Such was the turmoil in the countryside that Stalin called a halt, blaming the troubles on over-zealous officials who had become ‘dizzy with success’. Many of the peasants were allowed to return to their original holdings. However, the delay was only temporary. Having cleared his name by blaming the difficulties on local officials, Stalin restarted collectivisation in a more determined, if somewhat slower, manner. 1). 1: Cumulative percentage of peasant holdings collectivised in the USSR, 1930–41.
It would create surplus food supplies that could be sold abroad to raise capital for Soviet industry. It would also decrease the number of rural workers needed and so release workers for the new factories. Key question Key term Key date What was Stalin’s motivation in persecuting the Kulaks? Collectivisation began: 1928 Kulaks Rich peasants who had grown wealthy under the New Economic Policy (see page 22). The Kulaks When introducing collectivisation in 1928, Stalin claimed that it was ‘voluntary’, the free and eager choice of the peasants.

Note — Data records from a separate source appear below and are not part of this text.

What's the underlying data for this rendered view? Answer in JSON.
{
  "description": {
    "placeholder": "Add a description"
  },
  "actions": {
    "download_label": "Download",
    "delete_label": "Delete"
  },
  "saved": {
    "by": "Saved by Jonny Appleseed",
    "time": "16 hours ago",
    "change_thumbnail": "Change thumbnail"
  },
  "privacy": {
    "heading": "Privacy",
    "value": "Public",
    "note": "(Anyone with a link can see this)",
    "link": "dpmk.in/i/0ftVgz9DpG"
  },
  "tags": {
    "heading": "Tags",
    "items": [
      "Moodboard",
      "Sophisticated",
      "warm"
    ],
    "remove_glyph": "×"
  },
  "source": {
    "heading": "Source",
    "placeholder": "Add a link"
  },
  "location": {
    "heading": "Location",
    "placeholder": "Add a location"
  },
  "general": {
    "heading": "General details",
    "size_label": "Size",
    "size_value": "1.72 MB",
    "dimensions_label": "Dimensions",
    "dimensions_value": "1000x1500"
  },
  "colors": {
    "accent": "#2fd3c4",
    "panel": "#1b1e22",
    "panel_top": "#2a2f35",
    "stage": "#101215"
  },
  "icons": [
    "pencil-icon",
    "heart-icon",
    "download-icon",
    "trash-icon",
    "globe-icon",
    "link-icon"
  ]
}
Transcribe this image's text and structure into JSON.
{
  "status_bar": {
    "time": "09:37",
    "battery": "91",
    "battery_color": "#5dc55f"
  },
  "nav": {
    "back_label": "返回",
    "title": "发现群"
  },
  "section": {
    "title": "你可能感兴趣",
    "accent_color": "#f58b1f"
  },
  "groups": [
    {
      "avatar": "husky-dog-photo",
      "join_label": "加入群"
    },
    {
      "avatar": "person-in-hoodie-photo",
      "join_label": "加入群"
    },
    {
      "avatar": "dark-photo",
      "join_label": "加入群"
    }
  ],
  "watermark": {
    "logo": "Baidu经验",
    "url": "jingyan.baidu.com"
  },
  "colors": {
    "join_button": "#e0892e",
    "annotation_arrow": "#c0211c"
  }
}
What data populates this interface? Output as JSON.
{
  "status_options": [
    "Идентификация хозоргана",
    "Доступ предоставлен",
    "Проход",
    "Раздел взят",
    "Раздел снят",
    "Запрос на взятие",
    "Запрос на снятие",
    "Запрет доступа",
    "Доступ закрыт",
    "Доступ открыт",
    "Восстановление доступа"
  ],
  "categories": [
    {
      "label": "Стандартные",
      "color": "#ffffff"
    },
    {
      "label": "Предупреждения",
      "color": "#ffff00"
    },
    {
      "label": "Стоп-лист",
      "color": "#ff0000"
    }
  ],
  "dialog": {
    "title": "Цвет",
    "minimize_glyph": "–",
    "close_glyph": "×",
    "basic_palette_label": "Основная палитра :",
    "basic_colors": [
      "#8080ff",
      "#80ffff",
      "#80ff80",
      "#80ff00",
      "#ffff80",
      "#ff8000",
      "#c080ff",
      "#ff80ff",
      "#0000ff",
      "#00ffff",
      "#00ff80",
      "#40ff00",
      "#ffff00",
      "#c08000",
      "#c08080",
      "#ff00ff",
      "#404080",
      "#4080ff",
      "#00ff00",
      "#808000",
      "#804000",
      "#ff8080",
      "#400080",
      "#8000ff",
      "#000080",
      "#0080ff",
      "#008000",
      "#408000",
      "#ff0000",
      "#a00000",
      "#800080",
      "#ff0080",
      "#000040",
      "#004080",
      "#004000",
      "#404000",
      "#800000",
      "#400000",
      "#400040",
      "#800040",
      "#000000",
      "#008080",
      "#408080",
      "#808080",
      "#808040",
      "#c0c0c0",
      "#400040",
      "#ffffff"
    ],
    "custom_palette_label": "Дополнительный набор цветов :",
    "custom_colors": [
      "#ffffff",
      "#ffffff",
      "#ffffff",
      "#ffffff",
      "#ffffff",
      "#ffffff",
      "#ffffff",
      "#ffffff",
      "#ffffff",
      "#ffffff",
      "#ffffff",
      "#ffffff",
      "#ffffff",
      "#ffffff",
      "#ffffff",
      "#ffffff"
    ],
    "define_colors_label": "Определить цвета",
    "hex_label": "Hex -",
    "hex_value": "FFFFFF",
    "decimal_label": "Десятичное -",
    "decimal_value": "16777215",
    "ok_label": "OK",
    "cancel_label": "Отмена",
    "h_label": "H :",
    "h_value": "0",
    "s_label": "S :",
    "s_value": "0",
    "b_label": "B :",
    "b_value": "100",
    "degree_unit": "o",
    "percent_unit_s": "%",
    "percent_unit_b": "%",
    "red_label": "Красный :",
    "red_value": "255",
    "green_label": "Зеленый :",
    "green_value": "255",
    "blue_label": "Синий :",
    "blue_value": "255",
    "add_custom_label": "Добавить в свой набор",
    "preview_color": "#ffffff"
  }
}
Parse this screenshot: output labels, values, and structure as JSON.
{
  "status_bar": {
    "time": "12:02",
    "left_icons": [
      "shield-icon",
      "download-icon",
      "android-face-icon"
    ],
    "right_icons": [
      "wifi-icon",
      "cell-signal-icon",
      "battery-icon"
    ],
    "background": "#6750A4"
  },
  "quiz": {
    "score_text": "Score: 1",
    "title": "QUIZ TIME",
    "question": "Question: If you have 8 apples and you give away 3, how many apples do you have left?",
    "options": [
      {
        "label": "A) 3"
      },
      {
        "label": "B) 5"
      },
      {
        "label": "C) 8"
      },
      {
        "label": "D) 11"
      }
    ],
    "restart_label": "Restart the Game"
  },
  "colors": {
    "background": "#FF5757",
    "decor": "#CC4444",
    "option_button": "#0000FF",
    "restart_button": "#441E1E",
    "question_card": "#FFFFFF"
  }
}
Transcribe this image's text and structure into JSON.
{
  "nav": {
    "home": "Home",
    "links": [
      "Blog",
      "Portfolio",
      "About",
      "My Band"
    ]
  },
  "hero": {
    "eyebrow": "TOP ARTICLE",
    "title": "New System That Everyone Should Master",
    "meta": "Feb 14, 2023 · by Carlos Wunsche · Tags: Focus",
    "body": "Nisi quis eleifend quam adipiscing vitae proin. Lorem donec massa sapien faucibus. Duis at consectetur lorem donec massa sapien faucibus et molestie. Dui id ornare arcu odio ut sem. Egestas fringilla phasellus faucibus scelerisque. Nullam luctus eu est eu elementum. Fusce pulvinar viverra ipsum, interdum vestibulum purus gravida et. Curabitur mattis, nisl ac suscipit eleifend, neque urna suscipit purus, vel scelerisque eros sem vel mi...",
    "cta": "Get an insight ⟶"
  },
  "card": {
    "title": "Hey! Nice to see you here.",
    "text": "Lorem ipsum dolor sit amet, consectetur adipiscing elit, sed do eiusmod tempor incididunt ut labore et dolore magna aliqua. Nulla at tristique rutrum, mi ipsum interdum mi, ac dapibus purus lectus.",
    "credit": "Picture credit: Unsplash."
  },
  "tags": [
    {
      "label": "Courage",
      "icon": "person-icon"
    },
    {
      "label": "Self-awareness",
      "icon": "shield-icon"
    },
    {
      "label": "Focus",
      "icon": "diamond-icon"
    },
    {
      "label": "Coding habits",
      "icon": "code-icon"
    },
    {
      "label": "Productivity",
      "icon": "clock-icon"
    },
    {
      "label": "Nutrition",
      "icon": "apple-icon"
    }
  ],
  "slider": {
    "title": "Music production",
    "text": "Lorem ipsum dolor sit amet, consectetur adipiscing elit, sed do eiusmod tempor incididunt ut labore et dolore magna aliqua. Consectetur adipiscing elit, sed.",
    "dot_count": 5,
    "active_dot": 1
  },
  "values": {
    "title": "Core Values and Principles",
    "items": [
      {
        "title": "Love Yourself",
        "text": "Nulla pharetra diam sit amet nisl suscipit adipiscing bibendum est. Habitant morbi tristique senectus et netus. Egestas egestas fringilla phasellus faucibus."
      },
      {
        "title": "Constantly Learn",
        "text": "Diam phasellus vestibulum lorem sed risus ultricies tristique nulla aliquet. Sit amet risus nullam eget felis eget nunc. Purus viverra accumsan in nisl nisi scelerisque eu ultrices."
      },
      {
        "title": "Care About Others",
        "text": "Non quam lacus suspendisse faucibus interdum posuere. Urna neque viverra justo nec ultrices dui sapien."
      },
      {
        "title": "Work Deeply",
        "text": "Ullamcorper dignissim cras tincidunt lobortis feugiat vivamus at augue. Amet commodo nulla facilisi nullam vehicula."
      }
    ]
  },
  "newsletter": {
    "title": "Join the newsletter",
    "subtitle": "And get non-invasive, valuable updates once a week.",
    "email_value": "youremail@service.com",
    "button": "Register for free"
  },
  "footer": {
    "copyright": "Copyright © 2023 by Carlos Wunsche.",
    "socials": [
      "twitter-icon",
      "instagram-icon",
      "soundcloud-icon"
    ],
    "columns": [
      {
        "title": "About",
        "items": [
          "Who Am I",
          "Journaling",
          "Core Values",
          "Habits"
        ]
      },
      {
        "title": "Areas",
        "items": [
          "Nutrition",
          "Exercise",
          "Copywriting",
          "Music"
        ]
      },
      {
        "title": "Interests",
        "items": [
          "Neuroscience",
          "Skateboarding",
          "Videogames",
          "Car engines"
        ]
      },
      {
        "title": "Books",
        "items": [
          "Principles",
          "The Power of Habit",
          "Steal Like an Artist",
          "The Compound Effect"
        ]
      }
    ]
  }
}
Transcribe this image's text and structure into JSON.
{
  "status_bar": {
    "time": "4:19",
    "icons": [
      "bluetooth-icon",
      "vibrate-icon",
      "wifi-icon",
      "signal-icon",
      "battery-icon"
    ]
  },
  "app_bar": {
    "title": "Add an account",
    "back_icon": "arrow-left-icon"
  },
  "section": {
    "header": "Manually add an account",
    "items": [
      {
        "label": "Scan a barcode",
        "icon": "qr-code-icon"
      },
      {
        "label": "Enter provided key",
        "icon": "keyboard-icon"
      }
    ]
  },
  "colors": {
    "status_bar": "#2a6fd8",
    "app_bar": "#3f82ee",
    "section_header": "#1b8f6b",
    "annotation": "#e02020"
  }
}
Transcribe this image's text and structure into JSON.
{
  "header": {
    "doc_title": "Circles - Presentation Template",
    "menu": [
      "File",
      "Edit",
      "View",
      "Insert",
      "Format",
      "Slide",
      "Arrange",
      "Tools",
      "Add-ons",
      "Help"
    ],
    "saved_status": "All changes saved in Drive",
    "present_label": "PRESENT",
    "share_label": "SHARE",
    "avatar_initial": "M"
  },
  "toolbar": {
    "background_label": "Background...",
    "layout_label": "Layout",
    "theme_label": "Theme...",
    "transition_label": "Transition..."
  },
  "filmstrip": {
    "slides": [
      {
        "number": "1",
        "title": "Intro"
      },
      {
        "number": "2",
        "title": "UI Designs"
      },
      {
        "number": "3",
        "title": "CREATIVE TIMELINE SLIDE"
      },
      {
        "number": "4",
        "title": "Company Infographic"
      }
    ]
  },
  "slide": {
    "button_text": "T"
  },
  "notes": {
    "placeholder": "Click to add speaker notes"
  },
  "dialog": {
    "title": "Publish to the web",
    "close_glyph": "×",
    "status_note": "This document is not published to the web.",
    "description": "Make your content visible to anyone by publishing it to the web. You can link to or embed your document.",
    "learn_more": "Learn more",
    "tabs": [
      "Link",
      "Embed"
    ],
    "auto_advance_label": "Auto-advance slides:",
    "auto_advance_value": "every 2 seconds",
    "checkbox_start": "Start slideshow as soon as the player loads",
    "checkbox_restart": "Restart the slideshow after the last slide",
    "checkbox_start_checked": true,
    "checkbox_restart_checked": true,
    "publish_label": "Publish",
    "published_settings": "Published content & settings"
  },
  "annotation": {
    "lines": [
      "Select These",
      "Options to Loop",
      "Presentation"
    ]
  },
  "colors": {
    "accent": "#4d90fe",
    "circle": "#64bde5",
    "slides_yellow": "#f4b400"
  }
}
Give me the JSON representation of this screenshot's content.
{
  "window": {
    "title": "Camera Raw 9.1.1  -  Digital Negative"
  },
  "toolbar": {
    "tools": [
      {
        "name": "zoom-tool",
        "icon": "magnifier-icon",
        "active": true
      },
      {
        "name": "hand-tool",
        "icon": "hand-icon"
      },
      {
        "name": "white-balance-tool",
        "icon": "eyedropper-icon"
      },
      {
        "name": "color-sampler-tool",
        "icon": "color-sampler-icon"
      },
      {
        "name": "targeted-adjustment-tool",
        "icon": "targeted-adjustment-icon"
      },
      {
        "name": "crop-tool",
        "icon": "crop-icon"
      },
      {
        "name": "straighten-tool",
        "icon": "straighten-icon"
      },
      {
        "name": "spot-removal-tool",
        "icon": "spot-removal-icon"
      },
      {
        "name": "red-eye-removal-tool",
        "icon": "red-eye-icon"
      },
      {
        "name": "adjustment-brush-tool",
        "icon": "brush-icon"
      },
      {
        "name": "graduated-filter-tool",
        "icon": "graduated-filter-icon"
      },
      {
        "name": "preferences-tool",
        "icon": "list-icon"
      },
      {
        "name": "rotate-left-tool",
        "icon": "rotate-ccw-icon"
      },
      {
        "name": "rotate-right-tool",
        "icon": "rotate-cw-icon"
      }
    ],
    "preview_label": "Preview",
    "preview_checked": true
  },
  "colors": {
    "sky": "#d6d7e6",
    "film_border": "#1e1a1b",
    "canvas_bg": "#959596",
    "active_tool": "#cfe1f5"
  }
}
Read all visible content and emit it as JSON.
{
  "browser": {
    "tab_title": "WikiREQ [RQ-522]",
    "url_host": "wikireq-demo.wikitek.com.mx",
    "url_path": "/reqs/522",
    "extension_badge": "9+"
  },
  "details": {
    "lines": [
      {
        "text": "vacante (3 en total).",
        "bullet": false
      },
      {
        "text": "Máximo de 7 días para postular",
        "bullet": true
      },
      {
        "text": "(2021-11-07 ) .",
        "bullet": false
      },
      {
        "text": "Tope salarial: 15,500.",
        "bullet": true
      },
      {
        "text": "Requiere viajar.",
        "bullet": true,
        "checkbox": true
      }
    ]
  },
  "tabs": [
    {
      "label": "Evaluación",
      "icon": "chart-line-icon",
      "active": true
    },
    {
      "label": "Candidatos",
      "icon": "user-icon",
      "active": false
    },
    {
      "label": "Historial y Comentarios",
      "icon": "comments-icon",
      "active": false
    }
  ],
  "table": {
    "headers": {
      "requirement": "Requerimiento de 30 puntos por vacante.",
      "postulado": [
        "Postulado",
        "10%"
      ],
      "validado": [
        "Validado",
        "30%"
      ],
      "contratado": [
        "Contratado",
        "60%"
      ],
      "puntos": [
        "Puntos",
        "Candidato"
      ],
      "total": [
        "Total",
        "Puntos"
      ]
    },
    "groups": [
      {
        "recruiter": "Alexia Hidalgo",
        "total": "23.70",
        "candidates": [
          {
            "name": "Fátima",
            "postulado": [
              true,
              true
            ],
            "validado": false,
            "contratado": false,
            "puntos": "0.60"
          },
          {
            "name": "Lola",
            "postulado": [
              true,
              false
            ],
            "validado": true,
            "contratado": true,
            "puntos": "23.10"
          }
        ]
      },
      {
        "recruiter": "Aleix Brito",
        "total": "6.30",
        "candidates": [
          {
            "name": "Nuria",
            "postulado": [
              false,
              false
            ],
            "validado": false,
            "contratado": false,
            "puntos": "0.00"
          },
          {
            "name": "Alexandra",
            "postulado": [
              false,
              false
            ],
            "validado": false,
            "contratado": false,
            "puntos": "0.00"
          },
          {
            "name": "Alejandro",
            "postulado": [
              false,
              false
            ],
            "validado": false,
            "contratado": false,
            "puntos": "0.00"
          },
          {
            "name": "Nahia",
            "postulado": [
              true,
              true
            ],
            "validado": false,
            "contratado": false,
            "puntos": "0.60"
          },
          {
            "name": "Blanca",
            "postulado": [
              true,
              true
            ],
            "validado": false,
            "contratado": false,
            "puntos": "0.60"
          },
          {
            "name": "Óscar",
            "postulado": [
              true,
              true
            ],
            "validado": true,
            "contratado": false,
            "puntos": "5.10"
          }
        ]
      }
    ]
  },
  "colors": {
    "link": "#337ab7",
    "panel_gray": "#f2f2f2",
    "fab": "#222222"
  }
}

It had, of course, been part of Stalin’s collectivisation plan to move the peasants into the industrial regions. However, so great was the 42 | Stalin’s Russia 1924–53 migration that a system of internal passports had to be introduced in an effort to control the flow. Some idea of the horrors can be obtained from the following contemporary account: Trainloads of deported peasants left for the icy North, the forests, the steppes, the deserts. These were whole populations, denuded of everything; the old folk starved to death in mid-journey, new-born babes were buried on the banks of the roadside, and each wilderness had its little cross of boughs or white wood.
Access to History. Stalin's Russia 1924-53 by Michael Lynch